Queen bees and worker bees have the same genes but very different life spans. In the case of the queen bee, royal jelly switches off ageing. When a new hive begins, nurse bees select—arbitrarily so far as we can tell—one larva to be feted with the liquid diet of royalty. Some physiologically active chemical ambrosia in the royal jelly triggers the lucky bee to grow into a queen instead of a worker. The royal jelly confers upon the queen the overdeveloped gonads that give her a distinctive size and shape. The queen makes one flight at the beginning of her career, during which she might mate with a dozen different drones, storing their sperm for years to come.
Weighted down with eggs and too heavy to fly, the full-grown queen becomes a reproducing machine: she lays at a prodigious rate of about two thousand per day, more than her entire body weight. Of course, such reproductive regality requires a suite of specialized workers to feed her, remove her waste, and transmit her pheromones (chemical signals) to the rest of the hive.
Worker bees live but a few weeks and then die of old age. And they don’t just wear out from broken body parts, the rough-and-tumble worlds through which they fly. We know this because their survival follows a familiar mathematical form, called the Gompertz Curve, which is a well-known signature of biological aging. Meanwhile, queen bees, though their genes are identical to those of the workers, show no symptoms of senescence. They can live and lay for years and sometimes, if the hive is healthy and stable, for decades. They are ageless wonders. The queen dies only after running out of the sperm she received during her nuptial flight. At that point, she may continue to lay eggs, but they come out unfertilized and can only grow into stingless drones. Then, the same workers that formerly attended her assassinate the depleted queen. They swarm about her, stinging her to death.
What does it all mean?
Styles and durations of aging in nature are just about as diverse as they can be. Aging doesn’t have to exist at all, and individual fitness would be 20-30% higher in most cases if aging just took a walk. Where mother nature has tempered reproduction and kept aging in the life cycle, it is for the purpose of stabilizing the ecosystem, preventing population overshoot that can lead to extinction. This theory accounts for some broad facts about aging in nature:

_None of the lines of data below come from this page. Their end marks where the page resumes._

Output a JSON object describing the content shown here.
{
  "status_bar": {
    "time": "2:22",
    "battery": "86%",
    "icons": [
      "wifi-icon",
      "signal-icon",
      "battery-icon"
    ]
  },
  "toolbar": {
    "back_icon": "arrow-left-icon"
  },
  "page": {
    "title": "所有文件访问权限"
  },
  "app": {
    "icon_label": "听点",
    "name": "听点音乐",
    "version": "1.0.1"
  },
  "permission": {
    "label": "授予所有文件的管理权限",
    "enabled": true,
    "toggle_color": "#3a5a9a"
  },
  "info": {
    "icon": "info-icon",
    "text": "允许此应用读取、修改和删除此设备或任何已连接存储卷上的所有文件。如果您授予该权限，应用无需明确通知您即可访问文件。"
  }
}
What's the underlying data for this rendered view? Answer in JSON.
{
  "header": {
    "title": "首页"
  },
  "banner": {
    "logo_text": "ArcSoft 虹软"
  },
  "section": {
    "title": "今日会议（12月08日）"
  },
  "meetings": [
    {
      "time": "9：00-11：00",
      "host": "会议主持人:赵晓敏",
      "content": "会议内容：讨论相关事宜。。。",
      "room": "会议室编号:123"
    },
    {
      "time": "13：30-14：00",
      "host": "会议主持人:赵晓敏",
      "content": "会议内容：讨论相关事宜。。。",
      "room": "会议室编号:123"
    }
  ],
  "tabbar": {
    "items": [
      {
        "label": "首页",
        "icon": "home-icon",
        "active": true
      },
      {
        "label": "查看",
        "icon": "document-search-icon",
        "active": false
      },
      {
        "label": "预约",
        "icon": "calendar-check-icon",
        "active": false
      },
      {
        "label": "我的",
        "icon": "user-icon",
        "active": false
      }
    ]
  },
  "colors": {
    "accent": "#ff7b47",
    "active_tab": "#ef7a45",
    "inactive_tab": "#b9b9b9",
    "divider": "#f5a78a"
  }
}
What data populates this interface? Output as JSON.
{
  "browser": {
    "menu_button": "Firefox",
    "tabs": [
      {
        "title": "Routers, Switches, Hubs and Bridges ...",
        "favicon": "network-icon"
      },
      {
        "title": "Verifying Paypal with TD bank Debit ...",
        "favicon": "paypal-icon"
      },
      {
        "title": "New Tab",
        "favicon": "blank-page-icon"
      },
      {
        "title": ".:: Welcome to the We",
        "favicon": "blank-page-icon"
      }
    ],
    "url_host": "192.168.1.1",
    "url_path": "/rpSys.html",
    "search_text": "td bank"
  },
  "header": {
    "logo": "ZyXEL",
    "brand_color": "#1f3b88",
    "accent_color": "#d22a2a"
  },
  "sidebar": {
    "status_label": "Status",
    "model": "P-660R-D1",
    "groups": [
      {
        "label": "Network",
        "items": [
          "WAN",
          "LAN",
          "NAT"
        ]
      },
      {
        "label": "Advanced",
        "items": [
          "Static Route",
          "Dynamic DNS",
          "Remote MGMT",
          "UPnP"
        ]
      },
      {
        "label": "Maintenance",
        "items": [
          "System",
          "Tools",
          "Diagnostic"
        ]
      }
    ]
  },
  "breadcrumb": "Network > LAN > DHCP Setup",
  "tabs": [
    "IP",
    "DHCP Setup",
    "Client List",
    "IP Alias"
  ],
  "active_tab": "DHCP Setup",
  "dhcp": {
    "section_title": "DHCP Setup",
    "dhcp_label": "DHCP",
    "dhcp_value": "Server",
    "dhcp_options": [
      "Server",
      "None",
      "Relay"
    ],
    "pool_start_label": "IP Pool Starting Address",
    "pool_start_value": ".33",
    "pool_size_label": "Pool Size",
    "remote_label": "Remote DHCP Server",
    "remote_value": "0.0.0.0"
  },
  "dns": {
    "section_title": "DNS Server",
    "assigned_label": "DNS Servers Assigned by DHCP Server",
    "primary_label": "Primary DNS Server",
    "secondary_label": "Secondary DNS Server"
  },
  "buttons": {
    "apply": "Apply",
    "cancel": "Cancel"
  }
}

- that aging is near universal in animals, but not necessarily in plants,
- that aging slows down when animals are starved (no extra curtailment of life is needed in a famine)
- that animals can substantially outlive their fertility
- that predator lifetimes are generally longer than their prey
- that the genetic basis for aging has been preserved over hundreds of millions of years